What’s felt really good is to share it with people—with my family and with Tommy. This was the year that a lot more of my family and friends were at races. It made for a really good year outcome wise, but it also made it more special because I was able to share it with all the people that go into it. I wouldn’t be a triathlete let alone a world champion without all those people. So that’s what I’ve been thinking about since becoming world champion—like all the people who were a factor and guided me along the way.
Triathlete: If you could only have one, would you rather win a world title or an Olympic bronze medal?
KZ: Oh man that’s hard [long pause]. I hate these questions [another long pause]. I guess a world title.
Triathlete: What about a silver?
KZ: [Short pause] Still the world title.
Triathlete: Have you been thinking about Tokyo 2020 much over the past week?
KZ: Not right now. With the Grand Final going that way—not just getting the world title but winning the race—it made me feel confident. Even though it was only two races that hadn’t gone as planned, it was enough to allow some doubts to creep in. You start to think ‘what if I’m not the same athlete?’ You start to have those ‘what ifs.’ This really helped get that confidence back and feel driven and motivated about the next steps going into 2020.

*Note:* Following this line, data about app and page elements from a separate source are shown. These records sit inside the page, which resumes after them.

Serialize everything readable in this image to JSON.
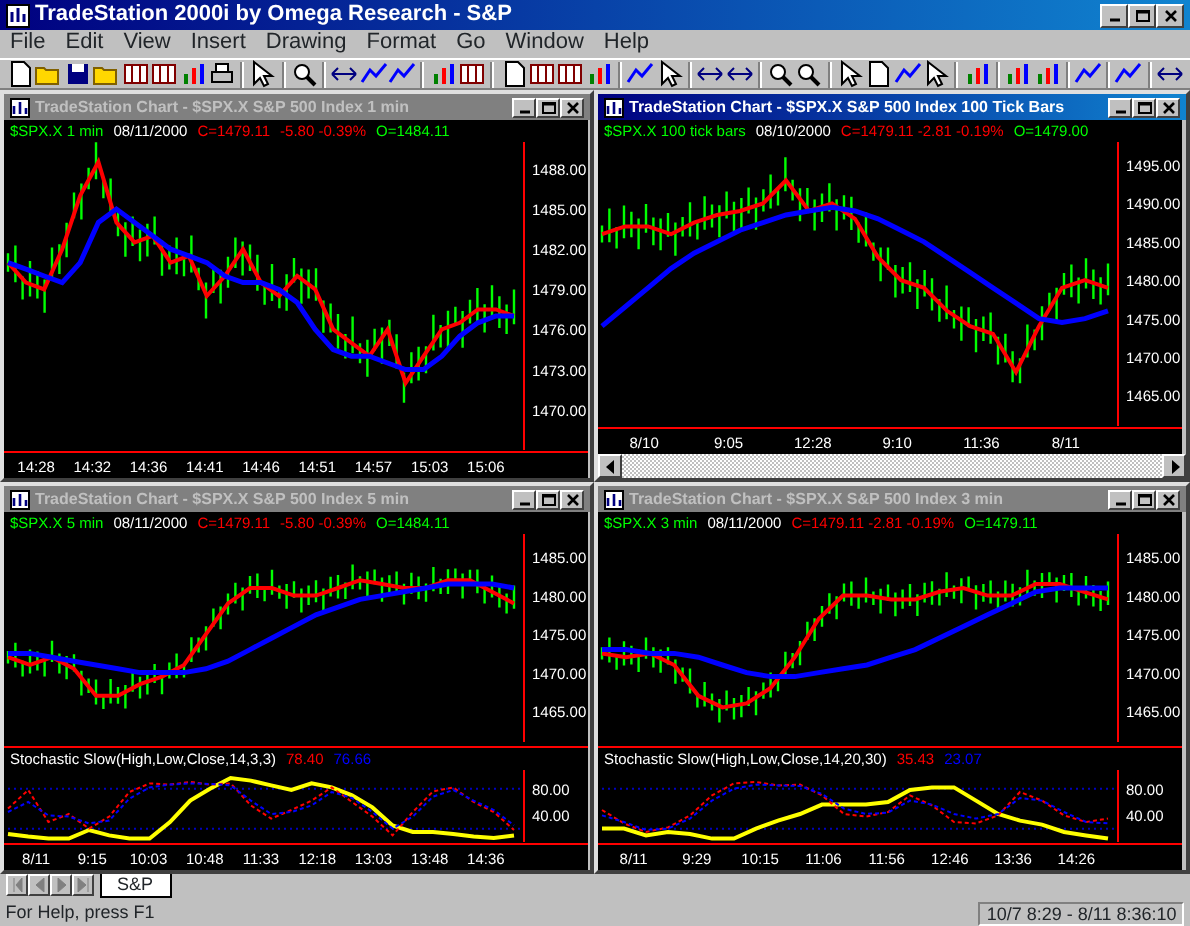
{
  "app": {
    "title": "TradeStation 2000i by Omega Research - S&P"
  },
  "menu": [
    "File",
    "Edit",
    "View",
    "Insert",
    "Drawing",
    "Format",
    "Go",
    "Window",
    "Help"
  ],
  "windows": [
    {
      "title": "TradeStation Chart - $SPX.X S&P 500 Index 1 min",
      "active": false,
      "scrollbar": false,
      "panes": [
        {
          "kind": "price",
          "legend": [
            {
              "text": "$SPX.X 1 min",
              "color": "#00ff00"
            },
            {
              "text": "08/11/2000",
              "color": "#ffffff"
            },
            {
              "text": "C=1479.11",
              "color": "#ff0000"
            },
            {
              "text": "-5.80 -0.39%",
              "color": "#ff0000"
            },
            {
              "text": "O=1484.11",
              "color": "#00ff00"
            }
          ],
          "time_labels": [
            "14:28",
            "14:32",
            "14:36",
            "14:41",
            "14:46",
            "14:51",
            "14:57",
            "15:03",
            "15:06"
          ],
          "chart_data": {
            "type": "line",
            "series": [
              {
                "color": "#ff0000",
                "values": [
                  1481,
                  1479.5,
                  1479,
                  1482,
                  1486,
                  1488.5,
                  1484,
                  1482.5,
                  1483,
                  1481,
                  1481.5,
                  1478.5,
                  1480,
                  1482,
                  1479.5,
                  1478.5,
                  1480,
                  1479,
                  1476,
                  1475,
                  1474,
                  1476,
                  1472,
                  1474,
                  1476,
                  1476.5,
                  1477.5,
                  1477.5,
                  1477
                ]
              },
              {
                "color": "#0000ff",
                "values": [
                  1481,
                  1480.5,
                  1480,
                  1479.5,
                  1481,
                  1484,
                  1485,
                  1484,
                  1483,
                  1482,
                  1481.5,
                  1481,
                  1480,
                  1479.5,
                  1479.5,
                  1479,
                  1478,
                  1476,
                  1474.5,
                  1474,
                  1474,
                  1473.5,
                  1473,
                  1473,
                  1474,
                  1475.5,
                  1476.5,
                  1477,
                  1477
                ]
              }
            ],
            "ylim": [
              1467,
              1490
            ],
            "yticks": [
              {
                "value": 1488,
                "label": "1488.00"
              },
              {
                "value": 1485,
                "label": "1485.00"
              },
              {
                "value": 1482,
                "label": "1482.00"
              },
              {
                "value": 1479,
                "label": "1479.00"
              },
              {
                "value": 1476,
                "label": "1476.00"
              },
              {
                "value": 1473,
                "label": "1473.00"
              },
              {
                "value": 1470,
                "label": "1470.00"
              }
            ]
          }
        }
      ]
    },
    {
      "title": "TradeStation Chart - $SPX.X S&P 500 Index 100 Tick Bars",
      "active": true,
      "scrollbar": true,
      "panes": [
        {
          "kind": "price",
          "legend": [
            {
              "text": "$SPX.X 100 tick bars",
              "color": "#00ff00"
            },
            {
              "text": "08/10/2000",
              "color": "#ffffff"
            },
            {
              "text": "C=1479.11 -2.81 -0.19%",
              "color": "#ff0000"
            },
            {
              "text": "O=1479.00",
              "color": "#00ff00"
            }
          ],
          "time_labels": [
            "8/10",
            "9:05",
            "12:28",
            "9:10",
            "11:36",
            "8/11"
          ],
          "chart_data": {
            "type": "line",
            "series": [
              {
                "color": "#ff0000",
                "values": [
                  1486,
                  1487,
                  1487,
                  1486,
                  1487.5,
                  1488.5,
                  1489,
                  1490,
                  1493,
                  1489,
                  1490,
                  1488,
                  1483,
                  1480,
                  1479,
                  1476,
                  1474,
                  1473,
                  1468,
                  1474,
                  1479,
                  1480,
                  1479
                ]
              },
              {
                "color": "#0000ff",
                "values": [
                  1474,
                  1476.5,
                  1479,
                  1481.5,
                  1483.5,
                  1485,
                  1486.5,
                  1487.5,
                  1488.5,
                  1489,
                  1489.5,
                  1489,
                  1488,
                  1486.5,
                  1485,
                  1483,
                  1481,
                  1479,
                  1477,
                  1475,
                  1474.5,
                  1475,
                  1476
                ]
              }
            ],
            "ylim": [
              1461,
              1498
            ],
            "yticks": [
              {
                "value": 1495,
                "label": "1495.00"
              },
              {
                "value": 1490,
                "label": "1490.00"
              },
              {
                "value": 1485,
                "label": "1485.00"
              },
              {
                "value": 1480,
                "label": "1480.00"
              },
              {
                "value": 1475,
                "label": "1475.00"
              },
              {
                "value": 1470,
                "label": "1470.00"
              },
              {
                "value": 1465,
                "label": "1465.00"
              }
            ]
          }
        }
      ]
    },
    {
      "title": "TradeStation Chart - $SPX.X S&P 500 Index 5 min",
      "active": false,
      "scrollbar": false,
      "panes": [
        {
          "kind": "price",
          "legend": [
            {
              "text": "$SPX.X 5 min",
              "color": "#00ff00"
            },
            {
              "text": "08/11/2000",
              "color": "#ffffff"
            },
            {
              "text": "C=1479.11",
              "color": "#ff0000"
            },
            {
              "text": "-5.80 -0.39%",
              "color": "#ff0000"
            },
            {
              "text": "O=1484.11",
              "color": "#00ff00"
            }
          ],
          "chart_data": {
            "type": "line",
            "series": [
              {
                "color": "#ff0000",
                "values": [
                  1472,
                  1471,
                  1472,
                  1470.5,
                  1467,
                  1467,
                  1468.5,
                  1469.5,
                  1471,
                  1475,
                  1479,
                  1481,
                  1481,
                  1480,
                  1480,
                  1481,
                  1482,
                  1481.5,
                  1481,
                  1481,
                  1482,
                  1482,
                  1480.5,
                  1479
                ]
              },
              {
                "color": "#0000ff",
                "values": [
                  1472.5,
                  1472.5,
                  1472,
                  1471.5,
                  1471,
                  1470.5,
                  1470,
                  1470,
                  1470,
                  1470.5,
                  1471.5,
                  1473,
                  1474.5,
                  1476,
                  1477.5,
                  1478.5,
                  1479.5,
                  1480,
                  1480.5,
                  1481,
                  1481.5,
                  1481.5,
                  1481.5,
                  1481
                ]
              }
            ],
            "ylim": [
              1461,
              1488
            ],
            "yticks": [
              {
                "value": 1485,
                "label": "1485.00"
              },
              {
                "value": 1480,
                "label": "1480.00"
              },
              {
                "value": 1475,
                "label": "1475.00"
              },
              {
                "value": 1470,
                "label": "1470.00"
              },
              {
                "value": 1465,
                "label": "1465.00"
              }
            ]
          }
        },
        {
          "kind": "oscillator",
          "legend": [
            {
              "text": "Stochastic Slow(High,Low,Close,14,3,3)",
              "color": "#ffffff"
            },
            {
              "text": "78.40",
              "color": "#ff0000"
            },
            {
              "text": "76.66",
              "color": "#0000ff"
            }
          ],
          "time_labels": [
            "8/11",
            "9:15",
            "10:03",
            "10:48",
            "11:33",
            "12:18",
            "13:03",
            "13:48",
            "14:36"
          ],
          "chart_data": {
            "type": "line",
            "series": [
              {
                "color": "#ffff00",
                "values": [
                  12,
                  8,
                  5,
                  5,
                  18,
                  10,
                  5,
                  5,
                  30,
                  62,
                  80,
                  96,
                  92,
                  85,
                  78,
                  88,
                  82,
                  70,
                  52,
                  25,
                  15,
                  15,
                  12,
                  8,
                  6,
                  10
                ]
              },
              {
                "color": "#ff0000",
                "line_style": "dashed",
                "values": [
                  50,
                  78,
                  30,
                  42,
                  20,
                  38,
                  75,
                  88,
                  86,
                  90,
                  86,
                  88,
                  55,
                  35,
                  48,
                  62,
                  82,
                  60,
                  38,
                  10,
                  45,
                  76,
                  82,
                  60,
                  45,
                  18
                ]
              },
              {
                "color": "#0000ff",
                "line_style": "dashed",
                "values": [
                  45,
                  60,
                  40,
                  38,
                  28,
                  32,
                  65,
                  82,
                  86,
                  88,
                  87,
                  85,
                  62,
                  42,
                  45,
                  55,
                  75,
                  66,
                  45,
                  20,
                  38,
                  68,
                  78,
                  62,
                  48,
                  25
                ]
              }
            ],
            "ylim": [
              0,
              108
            ],
            "yticks": [
              {
                "value": 80,
                "label": "80.00"
              },
              {
                "value": 40,
                "label": "40.00"
              }
            ],
            "ref_lines": [
              {
                "axis": "y",
                "value": 80
              },
              {
                "axis": "y",
                "value": 20
              }
            ]
          }
        }
      ]
    },
    {
      "title": "TradeStation Chart - $SPX.X S&P 500 Index 3 min",
      "active": false,
      "scrollbar": false,
      "panes": [
        {
          "kind": "price",
          "legend": [
            {
              "text": "$SPX.X 3 min",
              "color": "#00ff00"
            },
            {
              "text": "08/11/2000",
              "color": "#ffffff"
            },
            {
              "text": "C=1479.11 -2.81 -0.19%",
              "color": "#ff0000"
            },
            {
              "text": "O=1479.11",
              "color": "#00ff00"
            }
          ],
          "chart_data": {
            "type": "line",
            "series": [
              {
                "color": "#ff0000",
                "values": [
                  1472.5,
                  1472,
                  1472.5,
                  1471,
                  1467,
                  1465.5,
                  1466,
                  1468,
                  1472,
                  1477,
                  1480,
                  1480,
                  1479.5,
                  1479.5,
                  1480.5,
                  1481,
                  1480,
                  1480,
                  1481.5,
                  1481.5,
                  1480.5,
                  1479.5
                ]
              },
              {
                "color": "#0000ff",
                "values": [
                  1473,
                  1473,
                  1472.5,
                  1472.5,
                  1472,
                  1471,
                  1470,
                  1469.5,
                  1469.5,
                  1470,
                  1470.5,
                  1471,
                  1472,
                  1473,
                  1474.5,
                  1476,
                  1477.5,
                  1479,
                  1480.5,
                  1481,
                  1481,
                  1481
                ]
              }
            ],
            "ylim": [
              1461,
              1488
            ],
            "yticks": [
              {
                "value": 1485,
                "label": "1485.00"
              },
              {
                "value": 1480,
                "label": "1480.00"
              },
              {
                "value": 1475,
                "label": "1475.00"
              },
              {
                "value": 1470,
                "label": "1470.00"
              },
              {
                "value": 1465,
                "label": "1465.00"
              }
            ]
          }
        },
        {
          "kind": "oscillator",
          "legend": [
            {
              "text": "Stochastic Slow(High,Low,Close,14,20,30)",
              "color": "#ffffff"
            },
            {
              "text": "35.43",
              "color": "#ff0000"
            },
            {
              "text": "23.07",
              "color": "#0000ff"
            }
          ],
          "time_labels": [
            "8/11",
            "9:29",
            "10:15",
            "11:06",
            "11:56",
            "12:46",
            "13:36",
            "14:26"
          ],
          "chart_data": {
            "type": "line",
            "series": [
              {
                "color": "#ffff00",
                "values": [
                  20,
                  20,
                  10,
                  15,
                  12,
                  5,
                  5,
                  20,
                  32,
                  42,
                  56,
                  56,
                  56,
                  60,
                  78,
                  82,
                  82,
                  62,
                  42,
                  32,
                  26,
                  15,
                  10,
                  5
                ]
              },
              {
                "color": "#ff0000",
                "line_style": "dashed",
                "values": [
                  48,
                  28,
                  15,
                  22,
                  40,
                  70,
                  88,
                  90,
                  85,
                  86,
                  70,
                  42,
                  38,
                  45,
                  70,
                  55,
                  30,
                  28,
                  40,
                  75,
                  62,
                  40,
                  30,
                  35
                ]
              },
              {
                "color": "#0000ff",
                "line_style": "dashed",
                "values": [
                  40,
                  30,
                  18,
                  20,
                  35,
                  62,
                  80,
                  86,
                  85,
                  84,
                  72,
                  50,
                  42,
                  44,
                  62,
                  56,
                  42,
                  35,
                  42,
                  66,
                  62,
                  45,
                  30,
                  28
                ]
              }
            ],
            "ylim": [
              0,
              108
            ],
            "yticks": [
              {
                "value": 80,
                "label": "80.00"
              },
              {
                "value": 40,
                "label": "40.00"
              }
            ],
            "ref_lines": [
              {
                "axis": "y",
                "value": 80
              },
              {
                "axis": "y",
                "value": 20
              }
            ]
          }
        }
      ]
    }
  ],
  "sheet_tabs": [
    {
      "label": "S&P",
      "selected": true
    }
  ],
  "status_bar": {
    "text": "For Help, press F1",
    "datetime": "10/7 8:29 - 8/11 8:36:10"
  }
}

Triathlete: Some federations do all discretionary Olympic spots; the U.S. has one. Does it help knowing that there’s that discretionary slot out there after crashing at the Tokyo Test Event?
KZ: It’s comforting, I guess. I think USAT has pretty clear criteria that they’re following for the discretionary spots. Obviously anything can happen, but I feel like if I just keep doing what I’m doing then I’m confident I’ll be on the team come August.
Triathlete: A lot of you are racing for the same country but training with different groups from around the world. Has the relay helped bring Team USA together a bit more, especially since it looks like you’ll have a good shot at a medal next summer?
KZ: I think the relay has been a lot of fun for everyone. It’s fun to try different mixes of teams and figure out how we can all work together. It’s definitely brought the group together more and I think we all enjoy the unknown of it. We’re all trying to figure out the right combination.
Triathlete: What’s an interest or hobby you have outside of triathlon that might surprise some people?
KZ: I don’t know if I have any interesting ones, but I really like to journal. I have three different ones—four if you count TrainingPeaks. I always bring my journals and my pens everywhere I go. I did it a bit before Rio  but I’ve been doing it a lot more since. It’s gotten a lot more finessed. I have my planner, which breaks down what I’ll be doing each day by the hours. I have my written journal, which I write in every night. I’ll write 10 things of gratitude and then three things that I want to work on the next day. And one of my friends just gave me a goals journal, which I’ll use for breaking down the specific goals of each race.